If the case can not settle, then the court will hold a trial. A seaman and fisherman are entitled to a trial by a jury or directly to a judge. We will talk about these options when the time comes. At a trial, we will be required to prove fault and all damages. The plaintiff - the injured seaman - has the burden of proof. This means that we must introduce the evidence and present the testimony which proves our case. Again, we will talk about these particulars in greater detail at the appropriate time. Suffice to say at this point, we have been doing this type of work - representing seamen and fishermen - for a long time and we know how to get the job done.
13. How long will my case take before I get a settlement or we go to trial?
Certain cases allow us to reach a settlement very early on - for instance, where there is no dispute about how the injury happened, the extent of damages, and what impact the injury will have on the injured person. In these types of cases, some insurance companies will see the “writing on the wall,” and want to avoid the costs of a lawsuit and will offer reasonable settlement money soon after the injury.
However, in cases where the employer or at-fault party disputes fault or the amount of damages, then a settlement within the first couple of months is not as likely. And, insurance companies are in the business of hanging onto their money as long as possible. Therefore, many cases will take 6-8 months or more to get to a point where the insurance company will think about a settlement.
14. If I file a lawsuit, will we go to court?
Most Jones Act seamen/fishermen cases settle before court. After a case is filed, most courts require that the parties “mediate” the case. Mediation is an informal meeting where the parties usually arrange for a neutral third person (usually a maritime lawyer) to listen to the arguments of both sides and then try to get both parties to voluntarily reach a settlement.
We have had success in the mediation system. It can produce some good settlements. However, we feel that we must negotiate from a position of strength. We will prepare our case very well before mediation in order to show the insurance company that it will be in for a tough battle at a trial if it does not pay the value of your case. And, if the insurance company refuses to pay a reasonable settlement amount, then we will be ready to go to trial and have a judge or jury make an award.
15. Will someone from the insurance company follow me or film me?
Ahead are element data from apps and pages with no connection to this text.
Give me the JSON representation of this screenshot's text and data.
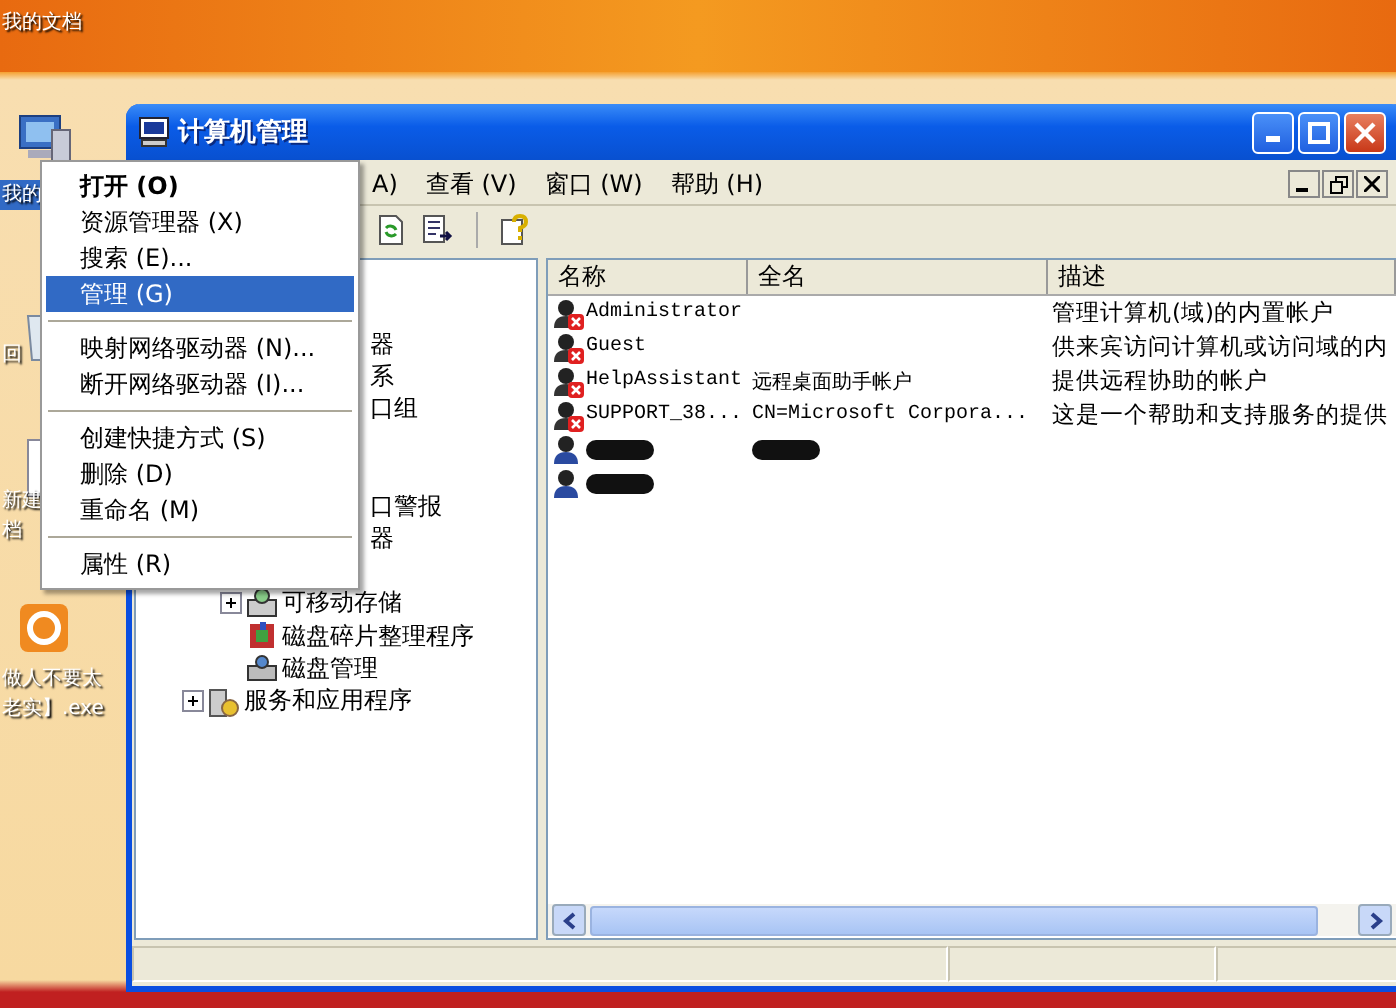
{
  "desktop": {
    "icons": [
      {
        "kind": "documents",
        "lines": [
          "我的文档"
        ],
        "selected": false
      },
      {
        "kind": "computer",
        "lines": [
          "我的"
        ],
        "selected": true
      },
      {
        "kind": "recycle",
        "lines": [
          "回"
        ],
        "selected": false
      },
      {
        "kind": "document",
        "lines": [
          "新建",
          "档"
        ],
        "selected": false
      },
      {
        "kind": "exe",
        "lines": [
          "做人不要太",
          "老实】.exe"
        ],
        "selected": false
      }
    ]
  },
  "window": {
    "title": "计算机管理",
    "menu": [
      "A)",
      "查看 (V)",
      "窗口 (W)",
      "帮助 (H)"
    ],
    "tree": [
      {
        "children": [
          {
            "children": [
              {
                "kind": "cut",
                "label": "器"
              },
              {
                "kind": "cut",
                "label": "系"
              },
              {
                "kind": "cut",
                "label": "口组"
              },
              {
                "kind": "covered"
              },
              {
                "kind": "covered"
              },
              {
                "kind": "cut",
                "label": "口警报"
              },
              {
                "kind": "cut",
                "label": "器"
              }
            ]
          },
          {
            "children": [
              {
                "kind": "storage",
                "label": "可移动存储",
                "expanded": false
              },
              {
                "kind": "defrag",
                "label": "磁盘碎片整理程序"
              },
              {
                "kind": "disk",
                "label": "磁盘管理"
              }
            ]
          },
          {
            "kind": "services",
            "label": "服务和应用程序",
            "expanded": false
          }
        ]
      }
    ],
    "list": {
      "columns": [
        "名称",
        "全名",
        "描述"
      ],
      "rows": [
        {
          "name": "Administrator",
          "description": "管理计算机(域)的内置帐户",
          "disabled": true
        },
        {
          "name": "Guest",
          "description": "供来宾访问计算机或访问域的内",
          "disabled": true
        },
        {
          "name": "HelpAssistant",
          "full_name": "远程桌面助手帐户",
          "description": "提供远程协助的帐户",
          "disabled": true
        },
        {
          "name": "SUPPORT_38...",
          "full_name": "CN=Microsoft Corpora...",
          "description": "这是一个帮助和支持服务的提供",
          "disabled": true
        },
        {
          "name_redacted": true,
          "full_name_redacted": true,
          "disabled": false
        },
        {
          "name_redacted": true,
          "disabled": false
        }
      ]
    }
  },
  "context_menu": {
    "items": [
      {
        "kind": "item",
        "label": "打开 (O)",
        "default": true,
        "selected": false
      },
      {
        "kind": "item",
        "label": "资源管理器 (X)",
        "default": false,
        "selected": false
      },
      {
        "kind": "item",
        "label": "搜索 (E)...",
        "default": false,
        "selected": false
      },
      {
        "kind": "item",
        "label": "管理 (G)",
        "default": false,
        "selected": true
      },
      {
        "kind": "separator"
      },
      {
        "kind": "item",
        "label": "映射网络驱动器 (N)...",
        "default": false,
        "selected": false
      },
      {
        "kind": "item",
        "label": "断开网络驱动器 (I)...",
        "default": false,
        "selected": false
      },
      {
        "kind": "separator"
      },
      {
        "kind": "item",
        "label": "创建快捷方式 (S)",
        "default": false,
        "selected": false
      },
      {
        "kind": "item",
        "label": "删除 (D)",
        "default": false,
        "selected": false
      },
      {
        "kind": "item",
        "label": "重命名 (M)",
        "default": false,
        "selected": false
      },
      {
        "kind": "separator"
      },
      {
        "kind": "item",
        "label": "属性 (R)",
        "default": false,
        "selected": false
      }
    ]
  }
}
It is not uncommon for insurance companies to hire someone to follow and film a claimant. This is another reason we recommend filing a lawsuit. The rules that control in a lawsuit allow us to discover whether the insurance company has filmed you.
16. How long after my injury must I file a lawsuit?
A seaman and fisherman have 3 years from the date of his/her injury in which to bring a lawsuit. There are only a very few, narrow exceptions to this law. We caution that waiting until the last moment to file a lawsuit is not a good idea. Boats are sold and fishing companies go out of business.
17. Where must I file my lawsuit?
Generally speaking, the injured seaman or fisherman must sue where the injury occurred or where the employer or boat owner has its office. There may be an employment contract which tries to dictate the location of where a suit must be filed. Sometimes, those contract provisions will control.
A seaman may file in Federal Court or in a State Court. There may be an advantage in one court or the other, depending upon the facts of your case.